**Material to process**.

########################################

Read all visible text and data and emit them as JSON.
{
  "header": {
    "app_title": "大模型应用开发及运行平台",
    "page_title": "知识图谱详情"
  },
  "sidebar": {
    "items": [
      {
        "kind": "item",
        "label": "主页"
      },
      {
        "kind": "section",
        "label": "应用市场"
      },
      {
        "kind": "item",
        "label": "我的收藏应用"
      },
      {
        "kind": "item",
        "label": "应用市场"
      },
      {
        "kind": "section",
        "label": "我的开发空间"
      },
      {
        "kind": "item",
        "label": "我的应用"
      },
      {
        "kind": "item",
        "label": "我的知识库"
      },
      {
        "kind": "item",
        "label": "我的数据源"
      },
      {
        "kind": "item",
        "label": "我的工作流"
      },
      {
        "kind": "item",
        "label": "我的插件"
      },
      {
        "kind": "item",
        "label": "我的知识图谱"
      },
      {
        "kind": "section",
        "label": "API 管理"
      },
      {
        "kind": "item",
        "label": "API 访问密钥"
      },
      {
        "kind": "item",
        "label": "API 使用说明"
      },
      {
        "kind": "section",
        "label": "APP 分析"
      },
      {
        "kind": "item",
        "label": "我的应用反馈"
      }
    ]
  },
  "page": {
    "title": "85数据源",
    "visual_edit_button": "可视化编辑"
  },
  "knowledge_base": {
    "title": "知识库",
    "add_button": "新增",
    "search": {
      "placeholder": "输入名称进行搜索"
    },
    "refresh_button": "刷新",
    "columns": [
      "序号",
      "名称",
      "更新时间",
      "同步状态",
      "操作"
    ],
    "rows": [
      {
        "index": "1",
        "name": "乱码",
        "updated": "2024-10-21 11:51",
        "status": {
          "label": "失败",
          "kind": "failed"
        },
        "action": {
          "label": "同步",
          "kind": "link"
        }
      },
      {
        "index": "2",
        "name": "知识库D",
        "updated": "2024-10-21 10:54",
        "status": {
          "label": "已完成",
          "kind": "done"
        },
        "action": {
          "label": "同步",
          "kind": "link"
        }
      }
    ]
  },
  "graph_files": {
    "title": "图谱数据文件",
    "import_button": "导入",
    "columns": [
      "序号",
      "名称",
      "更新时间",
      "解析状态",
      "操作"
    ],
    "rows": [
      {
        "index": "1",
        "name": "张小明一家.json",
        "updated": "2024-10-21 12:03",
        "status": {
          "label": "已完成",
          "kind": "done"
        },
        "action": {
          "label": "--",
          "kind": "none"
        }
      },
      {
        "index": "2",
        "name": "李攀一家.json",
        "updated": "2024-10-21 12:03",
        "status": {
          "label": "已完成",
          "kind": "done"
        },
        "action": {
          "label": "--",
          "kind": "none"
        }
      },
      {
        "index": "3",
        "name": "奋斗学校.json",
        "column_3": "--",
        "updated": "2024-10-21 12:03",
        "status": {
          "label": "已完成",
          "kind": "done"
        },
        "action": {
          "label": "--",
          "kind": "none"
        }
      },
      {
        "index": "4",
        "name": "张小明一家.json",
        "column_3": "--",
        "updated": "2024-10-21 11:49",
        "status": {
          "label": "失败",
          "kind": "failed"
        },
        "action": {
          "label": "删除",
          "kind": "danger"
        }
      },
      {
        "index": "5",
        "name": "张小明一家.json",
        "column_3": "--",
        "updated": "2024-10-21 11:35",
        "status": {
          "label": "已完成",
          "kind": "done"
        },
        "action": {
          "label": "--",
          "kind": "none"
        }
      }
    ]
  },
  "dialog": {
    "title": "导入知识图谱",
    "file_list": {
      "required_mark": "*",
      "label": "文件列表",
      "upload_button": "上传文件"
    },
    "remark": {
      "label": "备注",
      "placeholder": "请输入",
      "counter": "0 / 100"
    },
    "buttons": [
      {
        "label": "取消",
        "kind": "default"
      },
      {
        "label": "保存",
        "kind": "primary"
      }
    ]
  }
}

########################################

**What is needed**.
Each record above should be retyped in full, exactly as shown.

**The completed task**.
Read all visible text and data and emit them as JSON.
{
  "header": {
    "app_title": "大模型应用开发及运行平台",
    "page_title": "知识图谱详情"
  },
  "sidebar": {
    "items": [
      {
        "kind": "item",
        "label": "主页"
      },
      {
        "kind": "section",
        "label": "应用市场"
      },
      {
        "kind": "item",
        "label": "我的收藏应用"
      },
      {
        "kind": "item",
        "label": "应用市场"
      },
      {
        "kind": "section",
        "label": "我的开发空间"
      },
      {
        "kind": "item",
        "label": "我的应用"
      },
      {
        "kind": "item",
        "label": "我的知识库"
      },
      {
        "kind": "item",
        "label": "我的数据源"
      },
      {
        "kind": "item",
        "label": "我的工作流"
      },
      {
        "kind": "item",
        "label": "我的插件"
      },
      {
        "kind": "item",
        "label": "我的知识图谱"
      },
      {
        "kind": "section",
        "label": "API 管理"
      },
      {
        "kind": "item",
        "label": "API 访问密钥"
      },
      {
        "kind": "item",
        "label": "API 使用说明"
      },
      {
        "kind": "section",
        "label": "APP 分析"
      },
      {
        "kind": "item",
        "label": "我的应用反馈"
      }
    ]
  },
  "page": {
    "title": "85数据源",
    "visual_edit_button": "可视化编辑"
  },
  "knowledge_base": {
    "title": "知识库",
    "add_button": "新增",
    "search": {
      "placeholder": "输入名称进行搜索"
    },
    "refresh_button": "刷新",
    "columns": [
      "序号",
      "名称",
      "更新时间",
      "同步状态",
      "操作"
    ],
    "rows": [
      {
        "index": "1",
        "name": "乱码",
        "updated": "2024-10-21 11:51",
        "status": {
          "label": "失败",
          "kind": "failed"
        },
        "action": {
          "label": "同步",
          "kind": "link"
        }
      },
      {
        "index": "2",
        "name": "知识库D",
        "updated": "2024-10-21 10:54",
        "status": {
          "label": "已完成",
          "kind": "done"
        },
        "action": {
          "label": "同步",
          "kind": "link"
        }
      }
    ]
  },
  "graph_files": {
    "title": "图谱数据文件",
    "import_button": "导入",
    "columns": [
      "序号",
      "名称",
      "更新时间",
      "解析状态",
      "操作"
    ],
    "rows": [
      {
        "index": "1",
        "name": "张小明一家.json",
        "updated": "2024-10-21 12:03",
        "status": {
          "label": "已完成",
          "kind": "done"
        },
        "action": {
          "label": "--",
          "kind": "none"
        }
      },
      {
        "index": "2",
        "name": "李攀一家.json",
        "updated": "2024-10-21 12:03",
        "status": {
          "label": "已完成",
          "kind": "done"
        },
        "action": {
          "label": "--",
          "kind": "none"
        }
      },
      {
        "index": "3",
        "name": "奋斗学校.json",
        "column_3": "--",
        "updated": "2024-10-21 12:03",
        "status": {
          "label": "已完成",
          "kind": "done"
        },
        "action": {
          "label": "--",
          "kind": "none"
        }
      },
      {
        "index": "4",
        "name": "张小明一家.json",
        "column_3": "--",
        "updated": "2024-10-21 11:49",
        "status": {
          "label": "失败",
          "kind": "failed"
        },
        "action": {
          "label": "删除",
          "kind": "danger"
        }
      },
      {
        "index": "5",
        "name": "张小明一家.json",
        "column_3": "--",
        "updated": "2024-10-21 11:35",
        "status": {
          "label": "已完成",
          "kind": "done"
        },
        "action": {
          "label": "--",
          "kind": "none"
        }
      }
    ]
  },
  "dialog": {
    "title": "导入知识图谱",
    "file_list": {
      "required_mark": "*",
      "label": "文件列表",
      "upload_button": "上传文件"
    },
    "remark": {
      "label": "备注",
      "placeholder": "请输入",
      "counter": "0 / 100"
    },
    "buttons": [
      {
        "label": "取消",
        "kind": "default"
      },
      {
        "label": "保存",
        "kind": "primary"
      }
    ]
  }
}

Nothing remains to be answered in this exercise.